Unchecked warming emissions are projected to leave hundreds of houses of worship in areas vulnerable to chronic flooding by midcentury.
This warming trend, combined with pollution from cars, power plants and chemical plants, is expected to increase the number of days each year that New Jersey residents inhale unsafe levels of ozone pollution.
Local temperature data from 1970 to 2018 shows warming trends across the country — and Americans are already feeling the effects.
‘Protectors of the Coast’ — What the Northward March of Mangroves Means for Fishing, Flooding and Carbon
Ranges of mangroves have naturally waxed and waned over the years, influenced by the weather, but with climate change has come a crucial reduction in crop- and tree-killing freeze events.
Delaware's future could be shaped by climate action.
Rising temperatures are simultaneously escalating hazards posed by droughts, heat waves, storms and heavy rainfall in the River City, even as they push up sea levels, worsening flood risks.
Recent research shows that unchecked warming pollution could bring concurrent climate crises to U.S. cities by midcentury — and that emissions cuts could reduce the danger.
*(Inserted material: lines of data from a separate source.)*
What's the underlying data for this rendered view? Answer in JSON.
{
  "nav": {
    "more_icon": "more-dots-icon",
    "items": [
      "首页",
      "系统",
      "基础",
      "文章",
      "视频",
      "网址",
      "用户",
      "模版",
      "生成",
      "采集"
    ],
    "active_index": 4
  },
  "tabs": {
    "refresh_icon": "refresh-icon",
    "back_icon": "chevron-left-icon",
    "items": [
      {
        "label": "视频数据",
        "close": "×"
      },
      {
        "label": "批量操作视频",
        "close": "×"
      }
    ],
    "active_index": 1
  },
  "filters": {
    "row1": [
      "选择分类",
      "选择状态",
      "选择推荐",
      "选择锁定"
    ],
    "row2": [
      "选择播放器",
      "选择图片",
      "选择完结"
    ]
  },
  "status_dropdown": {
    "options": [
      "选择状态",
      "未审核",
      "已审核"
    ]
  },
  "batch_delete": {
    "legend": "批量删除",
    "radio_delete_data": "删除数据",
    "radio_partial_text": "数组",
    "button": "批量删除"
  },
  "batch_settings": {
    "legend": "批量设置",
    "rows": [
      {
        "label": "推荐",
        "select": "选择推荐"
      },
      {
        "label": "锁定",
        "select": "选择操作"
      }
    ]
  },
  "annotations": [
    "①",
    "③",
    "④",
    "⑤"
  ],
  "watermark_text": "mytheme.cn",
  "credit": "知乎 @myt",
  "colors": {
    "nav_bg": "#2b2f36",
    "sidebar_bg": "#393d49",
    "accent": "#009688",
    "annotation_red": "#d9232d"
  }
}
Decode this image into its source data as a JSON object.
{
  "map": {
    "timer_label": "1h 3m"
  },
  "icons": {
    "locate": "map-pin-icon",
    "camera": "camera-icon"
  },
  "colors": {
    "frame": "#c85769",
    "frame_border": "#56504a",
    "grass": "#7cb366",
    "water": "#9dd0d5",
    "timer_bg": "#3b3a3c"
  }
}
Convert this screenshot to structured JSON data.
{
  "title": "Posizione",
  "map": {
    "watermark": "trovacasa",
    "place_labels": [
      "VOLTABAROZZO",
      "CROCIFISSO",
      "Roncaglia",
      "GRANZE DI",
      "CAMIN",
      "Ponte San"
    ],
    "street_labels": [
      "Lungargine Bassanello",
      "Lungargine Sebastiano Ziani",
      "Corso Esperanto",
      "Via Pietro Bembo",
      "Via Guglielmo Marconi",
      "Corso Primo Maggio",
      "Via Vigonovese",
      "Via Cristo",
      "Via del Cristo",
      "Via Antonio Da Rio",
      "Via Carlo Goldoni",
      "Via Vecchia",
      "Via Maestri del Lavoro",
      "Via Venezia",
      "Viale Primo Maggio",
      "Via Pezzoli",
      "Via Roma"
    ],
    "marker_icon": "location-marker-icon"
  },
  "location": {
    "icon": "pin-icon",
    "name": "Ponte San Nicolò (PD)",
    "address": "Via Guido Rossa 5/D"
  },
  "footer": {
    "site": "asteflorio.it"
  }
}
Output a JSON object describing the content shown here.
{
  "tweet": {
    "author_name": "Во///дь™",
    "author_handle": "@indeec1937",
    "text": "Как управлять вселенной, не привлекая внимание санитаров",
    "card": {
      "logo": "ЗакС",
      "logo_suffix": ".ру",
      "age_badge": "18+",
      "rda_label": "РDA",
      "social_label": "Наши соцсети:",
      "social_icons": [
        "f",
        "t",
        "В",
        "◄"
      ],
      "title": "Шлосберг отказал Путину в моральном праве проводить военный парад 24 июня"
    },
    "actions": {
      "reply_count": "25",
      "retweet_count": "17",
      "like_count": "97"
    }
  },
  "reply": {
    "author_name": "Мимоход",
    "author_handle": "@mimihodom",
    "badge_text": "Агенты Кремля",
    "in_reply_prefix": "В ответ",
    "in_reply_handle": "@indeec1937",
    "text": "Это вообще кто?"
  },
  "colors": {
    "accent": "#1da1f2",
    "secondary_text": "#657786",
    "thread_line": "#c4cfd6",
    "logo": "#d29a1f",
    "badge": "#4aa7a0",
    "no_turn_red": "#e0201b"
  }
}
Between 2010 and 2017 more than 700 homes in Delaware — worth roughly $500 million — were built on land that’s projected to be inundated at least once a year on average by 2050 unless pricey measures are taken to keep the water away.